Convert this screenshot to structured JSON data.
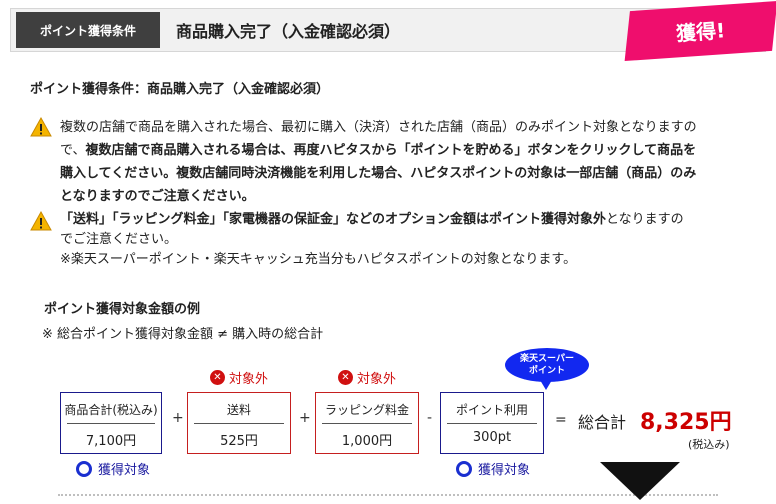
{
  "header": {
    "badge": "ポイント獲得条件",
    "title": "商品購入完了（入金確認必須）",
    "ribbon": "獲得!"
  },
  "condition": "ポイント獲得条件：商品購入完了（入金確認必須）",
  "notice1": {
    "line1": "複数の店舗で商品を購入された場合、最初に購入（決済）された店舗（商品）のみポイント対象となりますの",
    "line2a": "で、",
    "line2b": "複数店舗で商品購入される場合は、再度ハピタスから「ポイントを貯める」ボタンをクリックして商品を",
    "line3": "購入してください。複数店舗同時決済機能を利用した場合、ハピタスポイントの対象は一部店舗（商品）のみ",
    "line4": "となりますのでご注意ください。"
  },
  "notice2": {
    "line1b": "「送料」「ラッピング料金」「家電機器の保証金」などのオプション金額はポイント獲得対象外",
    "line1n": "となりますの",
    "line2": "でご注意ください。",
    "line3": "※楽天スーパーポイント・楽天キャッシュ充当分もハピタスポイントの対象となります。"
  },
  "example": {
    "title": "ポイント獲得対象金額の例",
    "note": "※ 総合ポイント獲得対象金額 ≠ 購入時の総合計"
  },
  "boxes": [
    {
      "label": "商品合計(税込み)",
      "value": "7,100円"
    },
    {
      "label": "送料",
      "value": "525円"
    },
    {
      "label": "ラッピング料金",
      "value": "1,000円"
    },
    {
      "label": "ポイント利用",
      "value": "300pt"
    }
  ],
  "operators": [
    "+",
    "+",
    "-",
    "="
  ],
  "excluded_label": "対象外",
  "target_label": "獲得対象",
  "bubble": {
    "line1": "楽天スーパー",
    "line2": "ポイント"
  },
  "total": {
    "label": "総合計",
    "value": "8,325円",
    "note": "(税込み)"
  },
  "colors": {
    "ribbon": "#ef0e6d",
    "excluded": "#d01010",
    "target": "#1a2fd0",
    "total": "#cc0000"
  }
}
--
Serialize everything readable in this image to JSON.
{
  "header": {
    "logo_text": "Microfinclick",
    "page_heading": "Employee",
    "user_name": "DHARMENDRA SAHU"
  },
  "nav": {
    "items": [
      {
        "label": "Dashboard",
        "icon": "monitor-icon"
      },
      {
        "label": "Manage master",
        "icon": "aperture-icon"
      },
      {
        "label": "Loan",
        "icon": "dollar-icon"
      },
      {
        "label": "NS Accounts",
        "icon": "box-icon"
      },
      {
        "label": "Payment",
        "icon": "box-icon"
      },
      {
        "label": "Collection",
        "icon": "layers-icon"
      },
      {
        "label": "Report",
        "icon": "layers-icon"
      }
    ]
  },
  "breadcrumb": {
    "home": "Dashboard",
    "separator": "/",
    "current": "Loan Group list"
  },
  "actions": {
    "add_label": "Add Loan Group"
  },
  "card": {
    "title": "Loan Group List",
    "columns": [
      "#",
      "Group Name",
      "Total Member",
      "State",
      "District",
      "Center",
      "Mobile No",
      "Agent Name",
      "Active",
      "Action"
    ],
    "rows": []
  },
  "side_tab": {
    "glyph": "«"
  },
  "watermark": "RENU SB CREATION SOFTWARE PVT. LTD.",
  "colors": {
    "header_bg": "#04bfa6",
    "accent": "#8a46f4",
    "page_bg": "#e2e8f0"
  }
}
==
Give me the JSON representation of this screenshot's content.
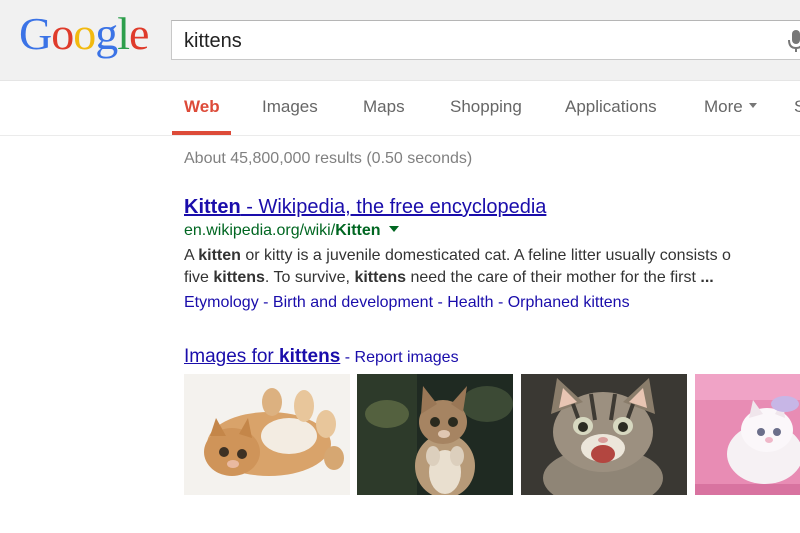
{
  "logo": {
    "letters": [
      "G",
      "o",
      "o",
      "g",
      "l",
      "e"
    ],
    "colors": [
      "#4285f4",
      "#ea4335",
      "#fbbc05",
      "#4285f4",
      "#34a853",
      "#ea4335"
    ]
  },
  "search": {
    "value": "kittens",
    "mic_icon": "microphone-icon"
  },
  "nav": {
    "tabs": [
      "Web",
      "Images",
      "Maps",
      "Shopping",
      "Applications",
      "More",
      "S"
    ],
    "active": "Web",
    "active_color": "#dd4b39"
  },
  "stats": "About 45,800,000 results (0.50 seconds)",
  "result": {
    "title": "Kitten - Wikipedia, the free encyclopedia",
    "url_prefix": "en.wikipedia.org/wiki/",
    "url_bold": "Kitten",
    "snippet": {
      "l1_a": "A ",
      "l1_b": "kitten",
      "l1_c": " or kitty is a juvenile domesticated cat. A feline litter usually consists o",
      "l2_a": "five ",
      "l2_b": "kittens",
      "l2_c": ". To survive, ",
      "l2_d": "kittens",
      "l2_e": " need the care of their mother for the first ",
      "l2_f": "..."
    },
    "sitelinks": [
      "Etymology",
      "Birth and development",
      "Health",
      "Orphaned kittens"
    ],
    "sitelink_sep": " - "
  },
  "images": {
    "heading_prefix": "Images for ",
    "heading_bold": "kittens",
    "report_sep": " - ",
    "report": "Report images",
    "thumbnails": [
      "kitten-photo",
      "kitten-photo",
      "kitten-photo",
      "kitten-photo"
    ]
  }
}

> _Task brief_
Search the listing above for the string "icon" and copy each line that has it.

> _Response area_
        "icon": "monitor-icon"
        "icon": "aperture-icon"
        "icon": "dollar-icon"
        "icon": "box-icon"
        "icon": "box-icon"
        "icon": "layers-icon"
        "icon": "layers-icon"
    "mic_icon": "microphone-icon"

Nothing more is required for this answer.